[Data records for software interfaces]
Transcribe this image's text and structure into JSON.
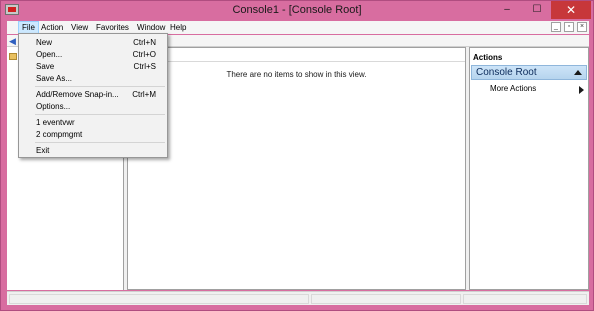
{
  "window": {
    "title": "Console1 - [Console Root]",
    "controls": {
      "minimize": "–",
      "maximize": "☐",
      "close": "✕"
    },
    "colors": {
      "frame": "#d86da0",
      "close": "#c7373a"
    }
  },
  "menubar": {
    "items": [
      "File",
      "Action",
      "View",
      "Favorites",
      "Window",
      "Help"
    ],
    "active": "File",
    "mdi_controls": {
      "minimize": "_",
      "restore": "▫",
      "close": "×"
    }
  },
  "file_menu": {
    "items": [
      {
        "label": "New",
        "shortcut": "Ctrl+N"
      },
      {
        "label": "Open...",
        "shortcut": "Ctrl+O"
      },
      {
        "label": "Save",
        "shortcut": "Ctrl+S"
      },
      {
        "label": "Save As...",
        "shortcut": ""
      },
      {
        "label": "Add/Remove Snap-in...",
        "shortcut": "Ctrl+M"
      },
      {
        "label": "Options...",
        "shortcut": ""
      },
      {
        "label": "1 eventvwr",
        "shortcut": ""
      },
      {
        "label": "2 compmgmt",
        "shortcut": ""
      },
      {
        "label": "Exit",
        "shortcut": ""
      }
    ]
  },
  "center": {
    "empty_message": "There are no items to show in this view."
  },
  "actions_pane": {
    "title": "Actions",
    "section": "Console Root",
    "items": [
      {
        "label": "More Actions"
      }
    ]
  },
  "icons": {
    "app": "mmc-console-icon",
    "back": "back-arrow-icon",
    "tree_node": "folder-icon"
  }
}
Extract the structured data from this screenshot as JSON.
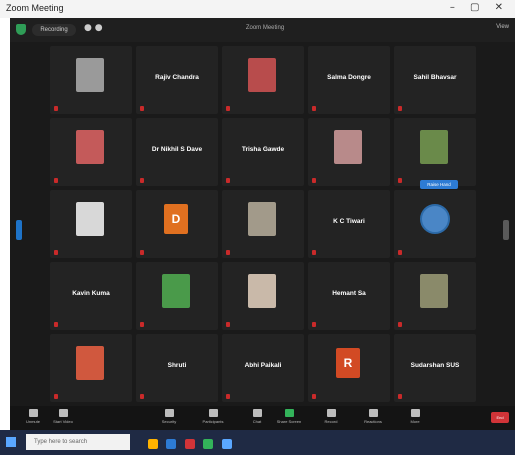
{
  "window": {
    "title": "Zoom Meeting",
    "controls": "– ▢ ✕"
  },
  "topbar": {
    "meeting_title": "Zoom Meeting",
    "view_label": "View",
    "pill_label": "Recording"
  },
  "tooltip": "Raise Hand",
  "tiles": [
    {
      "kind": "photo",
      "color": "#9a9a9a",
      "name": "..."
    },
    {
      "kind": "nameplate",
      "label": "Rajiv Chandra"
    },
    {
      "kind": "photo",
      "color": "#b84c4c",
      "name": "..."
    },
    {
      "kind": "nameplate",
      "label": "Salma Dongre"
    },
    {
      "kind": "nameplate",
      "label": "Sahil Bhavsar"
    },
    {
      "kind": "photo",
      "color": "#c45a5a",
      "name": "..."
    },
    {
      "kind": "nameplate",
      "label": "Dr Nikhil S Dave"
    },
    {
      "kind": "nameplate",
      "label": "Trisha Gawde"
    },
    {
      "kind": "photo",
      "color": "#b88a8a",
      "name": "..."
    },
    {
      "kind": "photo",
      "color": "#6a8a4a",
      "name": "..."
    },
    {
      "kind": "photo",
      "color": "#d8d8d8",
      "name": "..."
    },
    {
      "kind": "letter",
      "color": "#e07020",
      "letter": "D",
      "name": "..."
    },
    {
      "kind": "photo",
      "color": "#a29a8a",
      "name": "..."
    },
    {
      "kind": "nameplate",
      "label": "K C Tiwari"
    },
    {
      "kind": "circle",
      "name": "..."
    },
    {
      "kind": "nameplate",
      "label": "Kavin Kuma"
    },
    {
      "kind": "photo",
      "color": "#4a9a4a",
      "name": "..."
    },
    {
      "kind": "photo",
      "color": "#c9b9a9",
      "name": "..."
    },
    {
      "kind": "nameplate",
      "label": "Hemant Sa"
    },
    {
      "kind": "photo",
      "color": "#8a8a6a",
      "name": "..."
    },
    {
      "kind": "photo",
      "color": "#d0583e",
      "name": "..."
    },
    {
      "kind": "nameplate",
      "label": "Shruti"
    },
    {
      "kind": "nameplate",
      "label": "Abhi Paikali"
    },
    {
      "kind": "letter",
      "color": "#d24a24",
      "letter": "R",
      "name": "..."
    },
    {
      "kind": "nameplate",
      "label": "Sudarshan SUS"
    }
  ],
  "toolbar": [
    {
      "label": "Unmute",
      "icon": "microphone-icon"
    },
    {
      "label": "Start Video",
      "icon": "video-icon"
    },
    {
      "label": "Security",
      "icon": "shield-icon"
    },
    {
      "label": "Participants",
      "icon": "participants-icon"
    },
    {
      "label": "Chat",
      "icon": "chat-icon"
    },
    {
      "label": "Share Screen",
      "icon": "share-screen-icon"
    },
    {
      "label": "Record",
      "icon": "record-icon"
    },
    {
      "label": "Reactions",
      "icon": "reactions-icon"
    },
    {
      "label": "More",
      "icon": "more-icon"
    }
  ],
  "end_label": "End",
  "taskbar": {
    "search_placeholder": "Type here to search",
    "time": "..."
  },
  "colors": {
    "bg": "#1a1a1a",
    "tile": "#232323",
    "accent": "#2d7bd4",
    "end": "#d13438"
  }
}
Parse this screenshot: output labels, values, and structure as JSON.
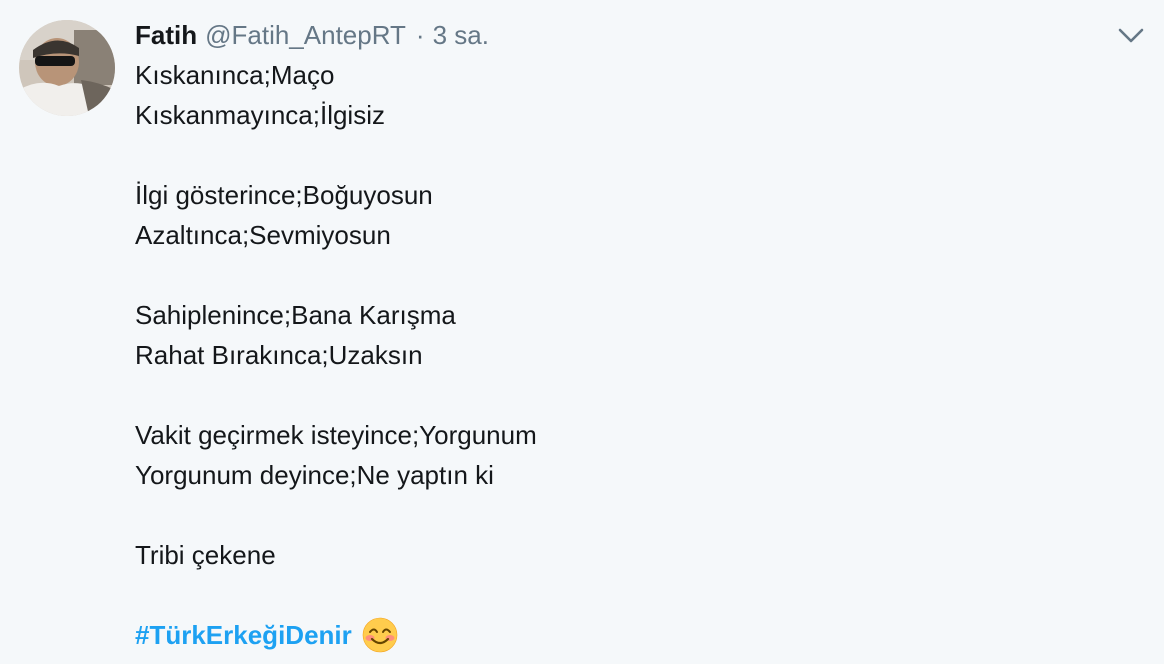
{
  "tweet": {
    "author_name": "Fatih",
    "author_handle": "@Fatih_AntepRT",
    "separator": "·",
    "timestamp": "3 sa.",
    "lines": [
      "Kıskanınca;Maço",
      "Kıskanmayınca;İlgisiz",
      "İlgi gösterince;Boğuyosun",
      "Azaltınca;Sevmiyosun",
      "Sahiplenince;Bana Karışma",
      "Rahat Bırakınca;Uzaksın",
      "Vakit geçirmek isteyince;Yorgunum",
      "Yorgunum deyince;Ne yaptın ki",
      "Tribi çekene"
    ],
    "hashtag": "#TürkErkeğiDenir",
    "emoji_icon": "smiling-face-with-smiling-eyes-icon",
    "menu_icon": "chevron-down-icon",
    "avatar_icon": "avatar"
  },
  "colors": {
    "background": "#f5f8fa",
    "text": "#14171a",
    "muted": "#657786",
    "link": "#1da1f2"
  }
}
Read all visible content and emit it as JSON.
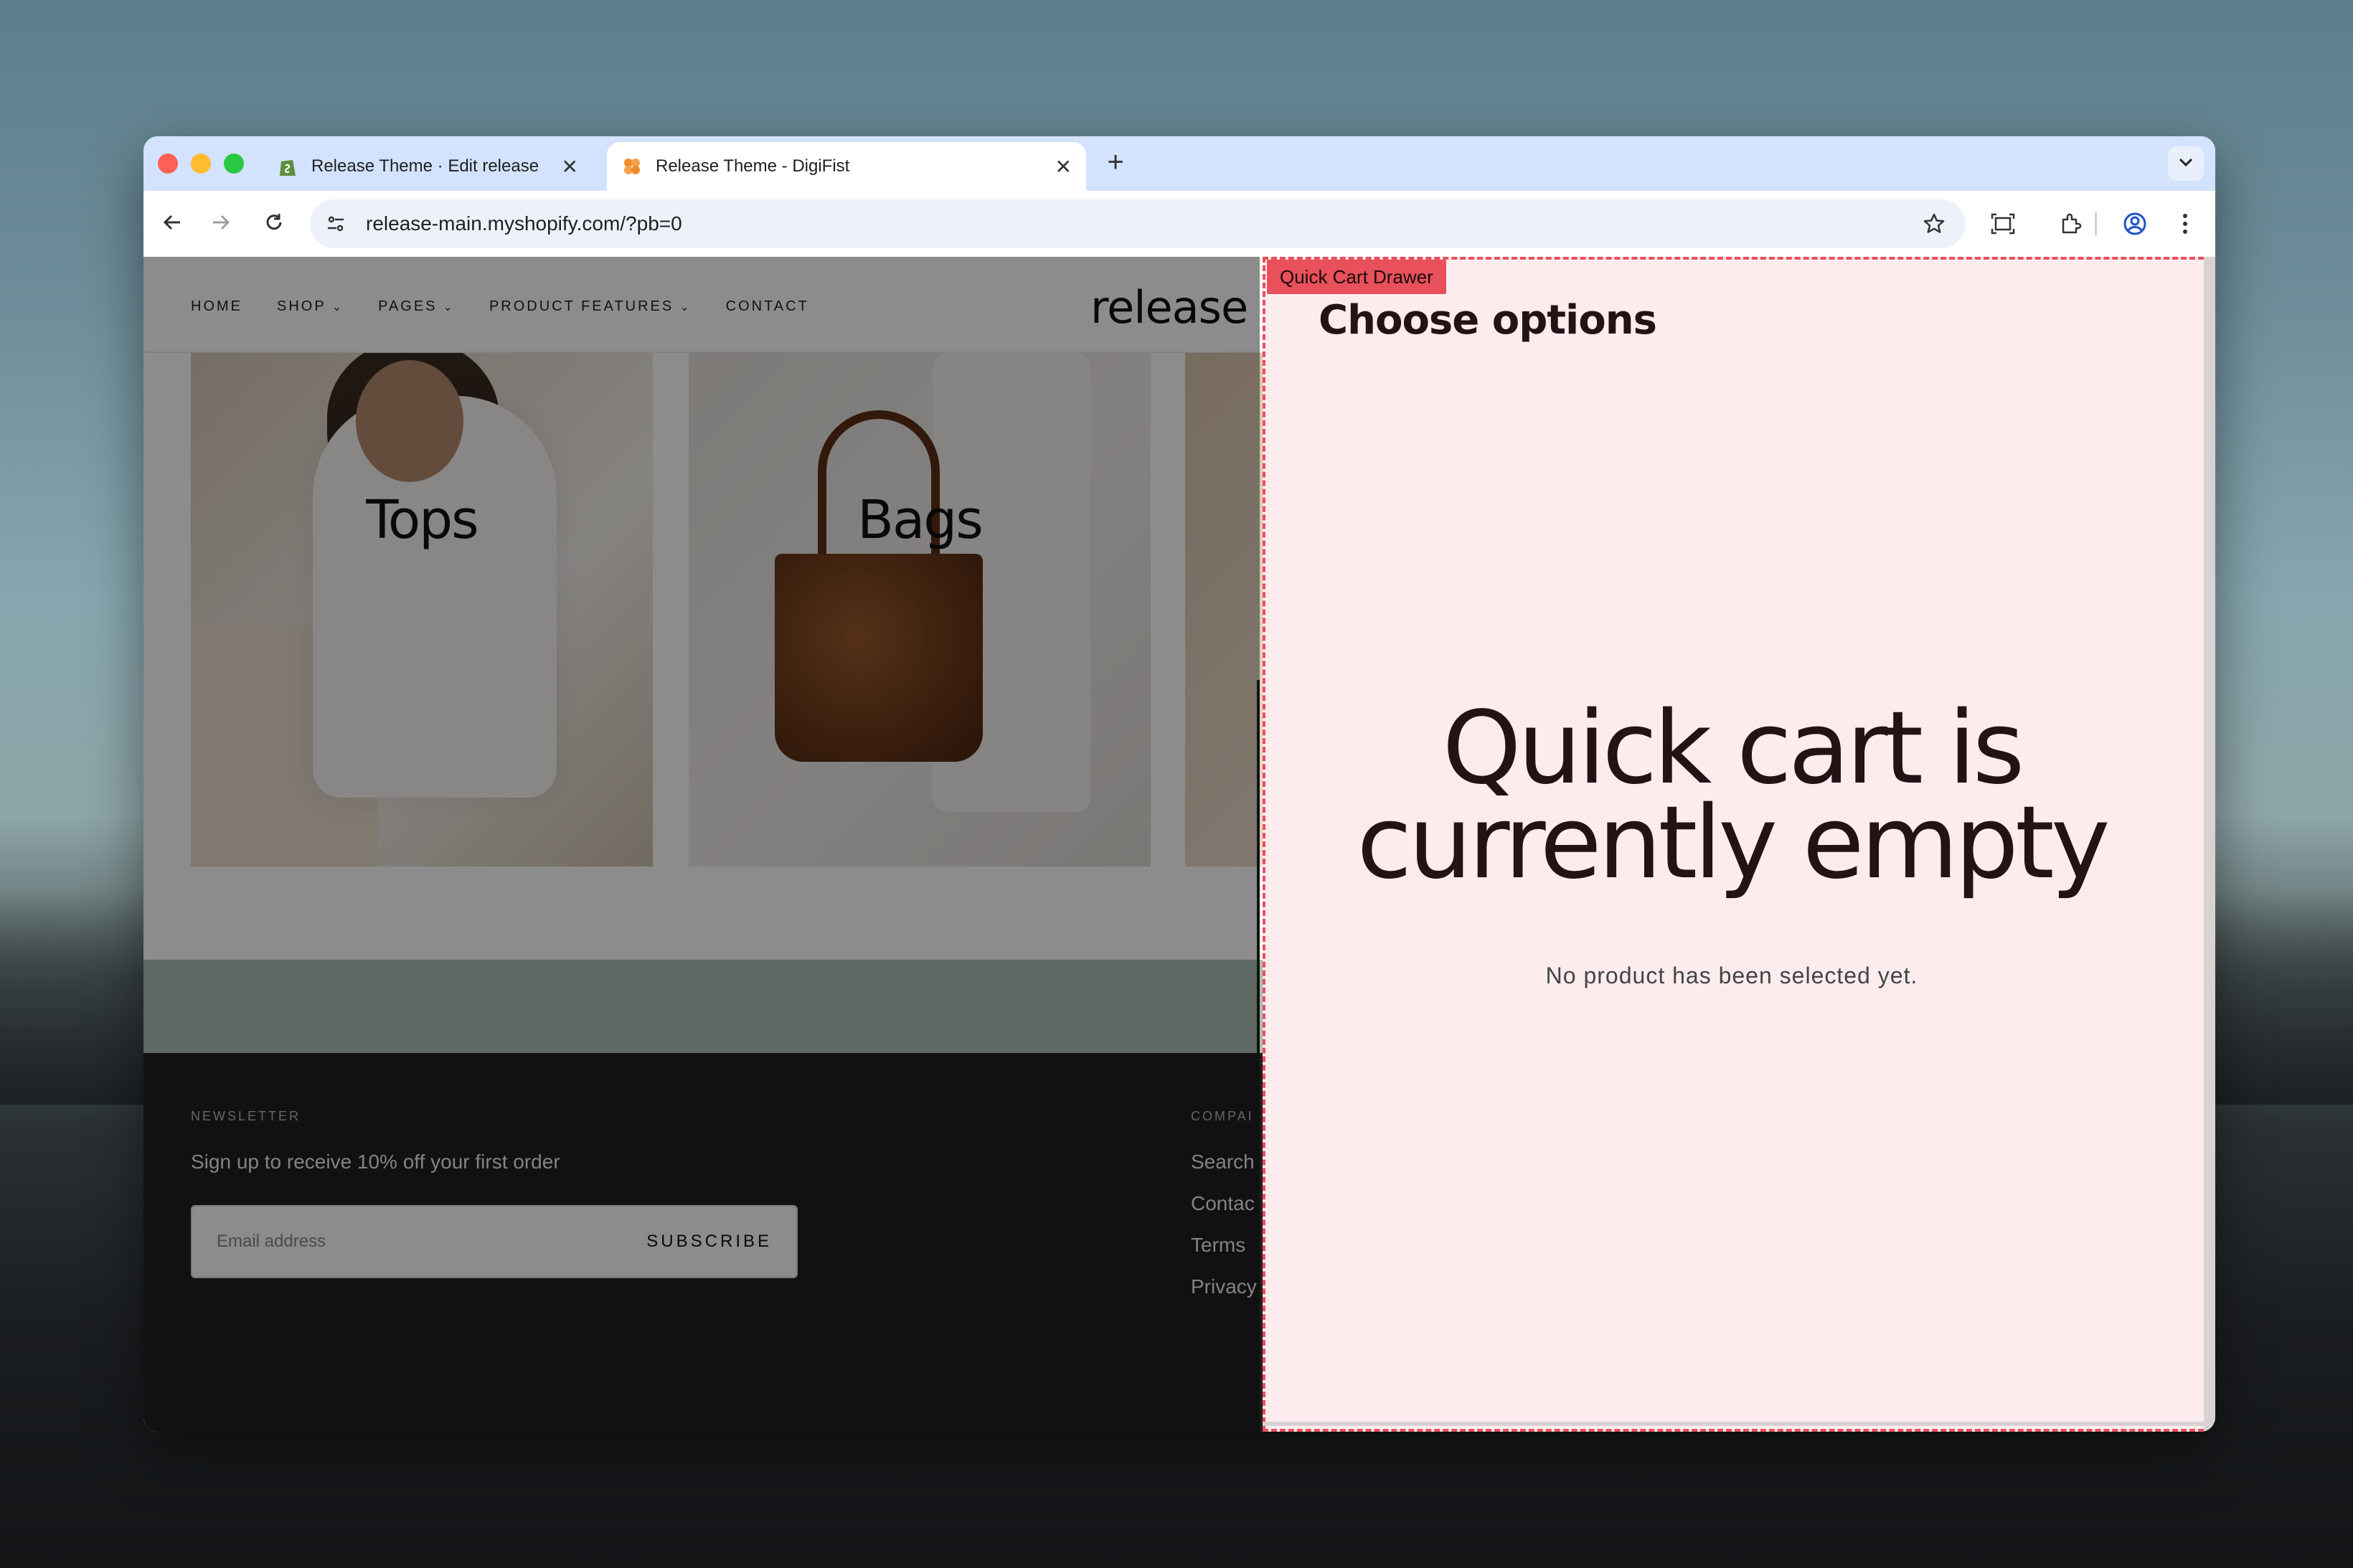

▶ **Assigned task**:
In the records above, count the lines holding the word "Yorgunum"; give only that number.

▶ **Output of the exercise**:
2